Uber faces costly choices after expert finds it uses Waymo tech

Updated 07 November 2019

Uber faces costly choices after expert finds it uses Waymo tech

SAN FRANCISCO: Uber said it “will likely” have to strike a licensing deal with Waymo or opt for costly changes to its autonomous driving software, after an expert found the ride-hailing giant still used technology from the Alphabet unit.

While it was unclear by when the company needed to decide on its next move in the blockbuster trade secrets dispute, Uber, in a quarterly securities filing on Tuesday, said that a detour in its software development “could limit or delay our production of autonomous vehicle technologies.”

Uber has been racing to catch up to Waymo in the development of software and hardware to install in cars and trucks to allow for driverless taxi and delivery services.

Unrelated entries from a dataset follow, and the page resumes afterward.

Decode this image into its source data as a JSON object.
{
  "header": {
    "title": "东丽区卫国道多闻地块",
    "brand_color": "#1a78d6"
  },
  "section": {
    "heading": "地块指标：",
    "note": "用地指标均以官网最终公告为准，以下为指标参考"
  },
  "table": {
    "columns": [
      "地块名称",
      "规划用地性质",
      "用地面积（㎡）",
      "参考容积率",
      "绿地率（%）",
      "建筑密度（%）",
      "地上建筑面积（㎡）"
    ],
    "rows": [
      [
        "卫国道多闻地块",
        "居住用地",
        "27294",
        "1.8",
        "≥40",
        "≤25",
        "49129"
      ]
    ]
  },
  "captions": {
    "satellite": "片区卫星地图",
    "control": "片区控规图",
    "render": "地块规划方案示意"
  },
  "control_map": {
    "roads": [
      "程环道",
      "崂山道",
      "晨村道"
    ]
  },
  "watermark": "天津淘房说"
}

The expert review of Uber’s software was part of a legal settlement reached in February 2018 that brought to an abrupt halt a federal jury trial over whether the company unfairly benefited from confidential ideas allegedly secured by making former Waymo engineers key members of its self-driving car team.

Waymo began as a project within sister company Google a decade ago, while Uber launched its effort four years ago.

Waymo told Reuters in a statement that the independent software expert’s findings “further confirm Waymo’s allegations that Uber misappropriated our software intellectual property. We will continue to take the necessary steps to ensure our confidential information is not being used by Uber.”


Algeria to cap wheat imports in bid to save foreign currency

Updated 21 November 2019

Algeria to cap wheat imports in bid to save foreign currency

  • Algeria is one of the world’s biggest buyers of the commodity
TUNIS: Algeria has decided to cap soft wheat imports at 4 million tons a year, instead of 6.2 million tons, the government said in a statement.

The decision aims to “preserve foreign currency and reduce Algerian imports of cereals, especially soft wheat,” it said in the statement late on Wednesday.

The government has also set the actual needs of the domestic market for soft wheat at 4 million tons instead of 6.2 tons imported each year, it added.

Algeria is one of the world’s biggest buyers of the commodity. However, hit by lower oil prices since 2014, it is trying to reduce its imports.